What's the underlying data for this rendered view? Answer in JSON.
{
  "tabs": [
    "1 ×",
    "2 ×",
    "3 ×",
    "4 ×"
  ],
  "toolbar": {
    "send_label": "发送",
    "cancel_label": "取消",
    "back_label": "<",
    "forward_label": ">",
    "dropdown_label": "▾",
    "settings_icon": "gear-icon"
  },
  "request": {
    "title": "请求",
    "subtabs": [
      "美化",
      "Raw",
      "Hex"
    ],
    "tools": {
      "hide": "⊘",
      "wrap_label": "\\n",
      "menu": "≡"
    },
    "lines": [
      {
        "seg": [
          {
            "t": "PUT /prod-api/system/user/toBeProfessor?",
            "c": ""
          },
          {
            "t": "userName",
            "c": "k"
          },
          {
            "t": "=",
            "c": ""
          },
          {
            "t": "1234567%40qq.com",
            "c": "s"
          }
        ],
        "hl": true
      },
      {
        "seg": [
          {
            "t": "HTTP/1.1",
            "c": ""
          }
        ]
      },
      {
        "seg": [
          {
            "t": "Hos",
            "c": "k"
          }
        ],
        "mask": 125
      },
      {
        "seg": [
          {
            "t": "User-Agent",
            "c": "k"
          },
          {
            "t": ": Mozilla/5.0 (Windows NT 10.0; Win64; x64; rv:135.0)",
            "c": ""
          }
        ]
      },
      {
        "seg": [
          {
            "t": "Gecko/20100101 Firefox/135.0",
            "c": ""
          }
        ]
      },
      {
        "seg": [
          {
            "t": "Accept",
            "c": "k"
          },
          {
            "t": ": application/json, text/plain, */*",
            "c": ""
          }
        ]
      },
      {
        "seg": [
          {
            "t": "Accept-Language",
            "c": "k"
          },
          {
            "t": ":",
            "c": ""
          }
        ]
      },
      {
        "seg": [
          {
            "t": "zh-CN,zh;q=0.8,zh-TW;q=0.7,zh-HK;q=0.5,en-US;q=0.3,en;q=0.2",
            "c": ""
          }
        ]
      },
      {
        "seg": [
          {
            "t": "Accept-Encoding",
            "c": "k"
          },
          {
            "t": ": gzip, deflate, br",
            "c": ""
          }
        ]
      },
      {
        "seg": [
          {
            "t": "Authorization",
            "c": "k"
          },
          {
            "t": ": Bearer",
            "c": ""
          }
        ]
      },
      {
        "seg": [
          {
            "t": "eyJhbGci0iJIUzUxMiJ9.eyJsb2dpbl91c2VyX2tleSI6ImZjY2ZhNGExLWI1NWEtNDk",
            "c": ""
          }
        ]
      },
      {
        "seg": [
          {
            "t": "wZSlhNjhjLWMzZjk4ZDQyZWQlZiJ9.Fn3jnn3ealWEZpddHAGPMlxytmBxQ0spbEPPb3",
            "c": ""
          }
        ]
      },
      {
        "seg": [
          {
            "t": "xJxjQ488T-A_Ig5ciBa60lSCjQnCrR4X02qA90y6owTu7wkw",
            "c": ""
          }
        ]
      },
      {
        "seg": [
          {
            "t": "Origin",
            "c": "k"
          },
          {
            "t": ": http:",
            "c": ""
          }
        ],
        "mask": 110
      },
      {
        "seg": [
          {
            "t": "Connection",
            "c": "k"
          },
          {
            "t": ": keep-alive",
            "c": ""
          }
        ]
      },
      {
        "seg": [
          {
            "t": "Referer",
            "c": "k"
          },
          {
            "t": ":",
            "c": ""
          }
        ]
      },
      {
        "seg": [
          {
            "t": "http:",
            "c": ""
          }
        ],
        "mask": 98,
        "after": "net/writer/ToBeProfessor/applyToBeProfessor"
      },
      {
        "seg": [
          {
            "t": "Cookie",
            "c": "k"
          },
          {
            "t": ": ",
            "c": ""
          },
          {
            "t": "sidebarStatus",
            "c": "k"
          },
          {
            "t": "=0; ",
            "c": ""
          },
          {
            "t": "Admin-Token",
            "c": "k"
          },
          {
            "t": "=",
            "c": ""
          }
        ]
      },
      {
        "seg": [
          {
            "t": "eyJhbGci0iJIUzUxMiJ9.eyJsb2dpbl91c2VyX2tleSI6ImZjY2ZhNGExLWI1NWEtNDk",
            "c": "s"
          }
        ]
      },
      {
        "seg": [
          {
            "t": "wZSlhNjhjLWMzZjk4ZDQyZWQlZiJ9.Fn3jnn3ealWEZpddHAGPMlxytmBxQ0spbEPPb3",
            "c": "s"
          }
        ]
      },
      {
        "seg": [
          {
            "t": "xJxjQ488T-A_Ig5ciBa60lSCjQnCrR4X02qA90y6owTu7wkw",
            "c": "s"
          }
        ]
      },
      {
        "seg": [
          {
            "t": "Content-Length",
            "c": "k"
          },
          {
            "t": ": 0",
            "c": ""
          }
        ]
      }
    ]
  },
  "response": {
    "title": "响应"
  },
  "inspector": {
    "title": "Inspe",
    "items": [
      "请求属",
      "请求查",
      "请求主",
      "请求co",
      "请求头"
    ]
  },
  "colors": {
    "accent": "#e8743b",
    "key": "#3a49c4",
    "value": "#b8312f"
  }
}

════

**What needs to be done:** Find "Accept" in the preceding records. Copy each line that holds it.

**Problem solution:**
            "t": "Accept",
            "t": "Accept-Language",
            "t": "Accept-Encoding",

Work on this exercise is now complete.